the 1954 Geneva Accords on Vietnam to Iraq today - has failed to incorporate international law into its coverage of US foreign policy. This lapse, as the authors demonstrate, has had profound implications for the quality of the Times' journalism and the function of the press in a country supposedly governed by the rule of law. In this meticulously researched study, Howard Friel and Richard Faulk reveal how the Times has consistently misreported major US foreign policy issues, including the bombing of North Vietnam in response to the Tonkin Gulf and Pleiku incidents in 1964-65, the Reagan administration's policy toward the Sandinista government of Nicaragua in the 1980s, the 2002 military coup that briefly overthrew Hugo Chavez, Venezuela's elected president, and the Bush administration's 2003 invasion of Iraq.
In their analysis of the Times' coverage of Iraq, the authors analyze the specious legal rand policy arguments given to support the invasion, the claims of Iraqi WMD, the Times' use of Ahmed Chalabi, the US cluster-bombing of Baghdad and the Iraqi town of Hilla, and a lengthy New York Times Magazine cover story that appeared to advocate the abuse and inhumane treatment of detainees that was published just as the Abu Ghraib story was breaking. Friel and Falk's eloquent and damning book concludes by proposing an alternative editorial policy that incorporates international law into the Times' coverage of US foreign policy, which, they argue, would improve the news and editorial products and the Times while aligning its editorial mission with the defense of constitutionalism and the rule of law in the United States.
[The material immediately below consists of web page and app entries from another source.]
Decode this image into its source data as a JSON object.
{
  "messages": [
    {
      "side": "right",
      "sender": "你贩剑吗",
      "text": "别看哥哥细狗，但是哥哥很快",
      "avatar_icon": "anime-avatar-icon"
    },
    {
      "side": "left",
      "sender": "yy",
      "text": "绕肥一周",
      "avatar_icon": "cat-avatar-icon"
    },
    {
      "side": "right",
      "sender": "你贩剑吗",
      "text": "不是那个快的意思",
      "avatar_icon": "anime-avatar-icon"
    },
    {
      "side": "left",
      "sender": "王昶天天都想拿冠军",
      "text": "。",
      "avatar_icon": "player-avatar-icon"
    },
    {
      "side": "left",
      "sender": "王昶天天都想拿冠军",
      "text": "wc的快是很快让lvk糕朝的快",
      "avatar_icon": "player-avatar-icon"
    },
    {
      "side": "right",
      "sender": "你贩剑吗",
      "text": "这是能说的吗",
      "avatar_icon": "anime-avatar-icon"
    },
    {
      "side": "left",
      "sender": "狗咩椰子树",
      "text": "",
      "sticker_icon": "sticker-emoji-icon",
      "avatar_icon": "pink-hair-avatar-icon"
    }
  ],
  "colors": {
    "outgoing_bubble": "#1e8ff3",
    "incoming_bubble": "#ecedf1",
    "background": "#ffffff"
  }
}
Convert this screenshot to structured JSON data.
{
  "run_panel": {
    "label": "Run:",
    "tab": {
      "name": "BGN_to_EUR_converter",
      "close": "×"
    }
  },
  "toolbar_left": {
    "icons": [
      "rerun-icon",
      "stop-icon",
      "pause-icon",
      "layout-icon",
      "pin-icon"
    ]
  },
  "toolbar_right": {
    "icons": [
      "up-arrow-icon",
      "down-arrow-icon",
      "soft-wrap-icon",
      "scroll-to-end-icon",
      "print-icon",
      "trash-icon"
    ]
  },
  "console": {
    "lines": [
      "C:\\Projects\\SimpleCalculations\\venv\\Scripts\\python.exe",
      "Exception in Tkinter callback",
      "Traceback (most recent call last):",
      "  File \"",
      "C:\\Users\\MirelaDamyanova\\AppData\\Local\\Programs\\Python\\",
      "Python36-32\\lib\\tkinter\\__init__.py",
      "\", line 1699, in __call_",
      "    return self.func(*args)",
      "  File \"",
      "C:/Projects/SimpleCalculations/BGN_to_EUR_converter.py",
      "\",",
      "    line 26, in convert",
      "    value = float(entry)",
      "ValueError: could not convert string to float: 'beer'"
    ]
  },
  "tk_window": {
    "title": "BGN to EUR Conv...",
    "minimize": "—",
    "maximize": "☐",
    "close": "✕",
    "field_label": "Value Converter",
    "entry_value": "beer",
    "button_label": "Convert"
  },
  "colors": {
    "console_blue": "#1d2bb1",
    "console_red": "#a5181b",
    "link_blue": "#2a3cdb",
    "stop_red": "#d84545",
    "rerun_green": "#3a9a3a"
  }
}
Publisher: Verso Books
Number of pages: 320
Weight: 726 g
Dimensions: 203 x 152 x 27 mm